She’s discussed the matter with Senate Appropriations Chair Patty Murray (D-Wash.), House Appropriations Chair Kay Granger (R-Texas) and that panel’s ranking member, Rosa DeLauro (D-Conn.).
Manchin specifically mentioned energy permitting reform as an area McCarthy is open to pursuing; last year’s party-line tax, climate and health care bill that he shaped included a side deal on permitting that many Republicans and some Democrats opposed, leaving the matter in limbo. Manchin said McCarthy’s view is that “permitting is something we all know has to be done” in order to speed up project construction.
In his capacity as the Senate’s Energy Committee chair, Manchin has spoken with House Natural Resources Committee Chair Bruce Westerman (R-Ark.) and plans to speak soon with Energy and Commerce Committee Chair Cathy McMorris Rodgers (R-Wash.).
The West Virginian also still believes the 2013 Gang of Eight bill should form the basis of any immigration reform plan, emphasizing that bill’s border security component. Sinema and Sen. Thom Tillis (R-N.C.) are already trying to forge a deal in that space.
Spokesperson Hannah Hurley said Sinema is committed to working with lawmakers “on both sides of the aisle and in both chambers of Congress and delivering measurable and meaningful progress on bipartisan solutions to the crisis at our border.”
And Manchin is open to a piecemeal immigration reform effort preferred by Republicans if that’s what it takes: “I’ll take anything I can get that’s going to be productive and promising.”
Hanging over it all is whether Manchin or Sinema will run for reelection or follow the path of their friend Rob Portman, the Ohio Republican senator who retired last Congress. Manchin said he hopes the point is moot given the stakes and the players.
“‘We can’t have a bipartisan conversation because then you might take credit for it. It might help you get reelected.’ That’s crazy stuff. Crazy, crazy mentality,” Manchin said of some colleagues’ reluctance to work across the aisle. “You’re elected in the Senate for a six-year term. You better work all six years on doing the right thing, rather than just four years.”

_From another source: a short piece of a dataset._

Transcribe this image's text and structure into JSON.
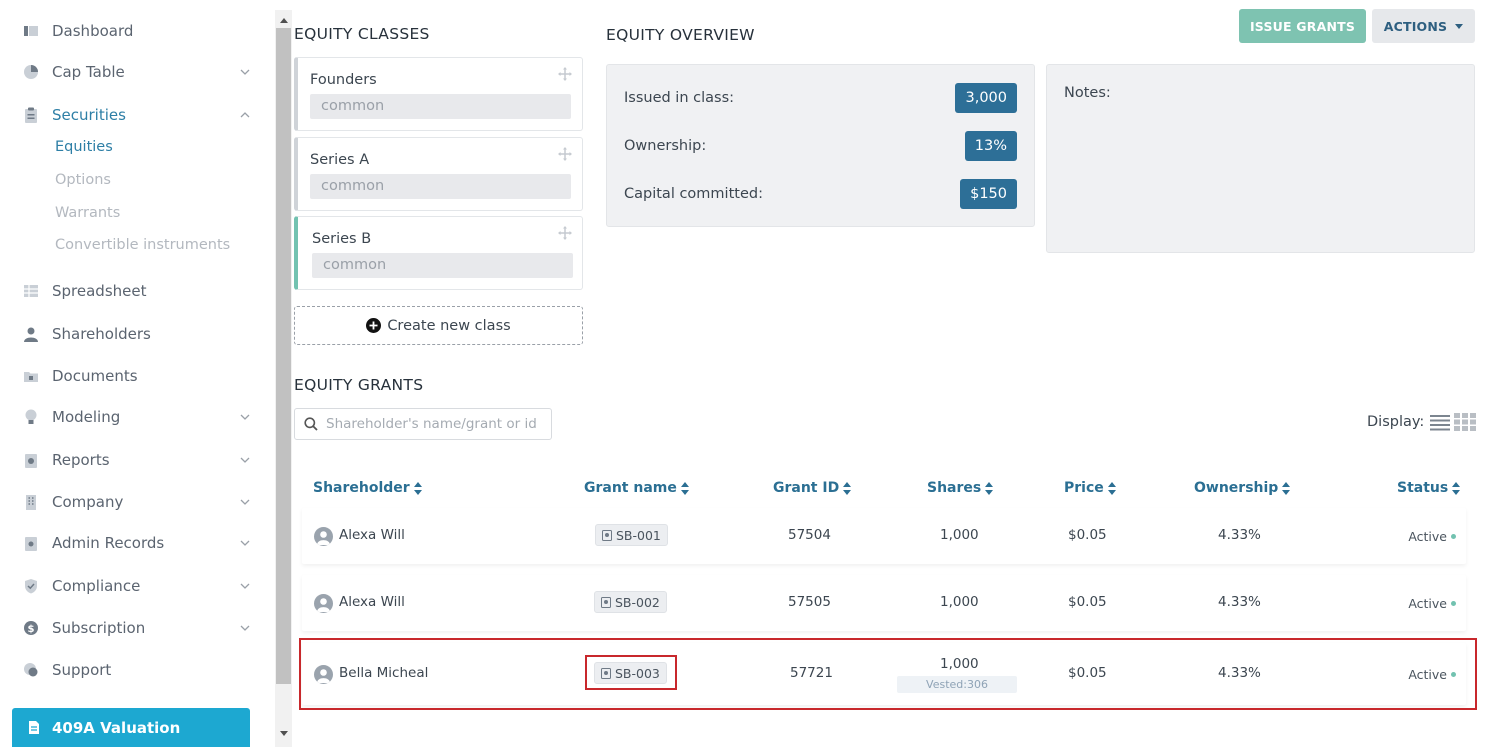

In addition to current elected officials, No Labels also invited a contingent of former officials to Florida, many of whom have been involved in the group for years. Among them were: Former Sens. Joe Lieberman (I-Conn.) and Bob Corker (R-Tenn.); former Govs. Larry Hogan (R-Md.), Bill Haslam (R-Tenn.), Pat McCrory (R-N.C.), Deval Patrick (D-Mass.) and Tim Pawlenty (R-Minn.); and former Reps. Mick Mulvaney (R-S.C.), Max Rose (D-N.Y.) and Hawaii’s Tulsi Gabbard, who recently left the Democratic Party.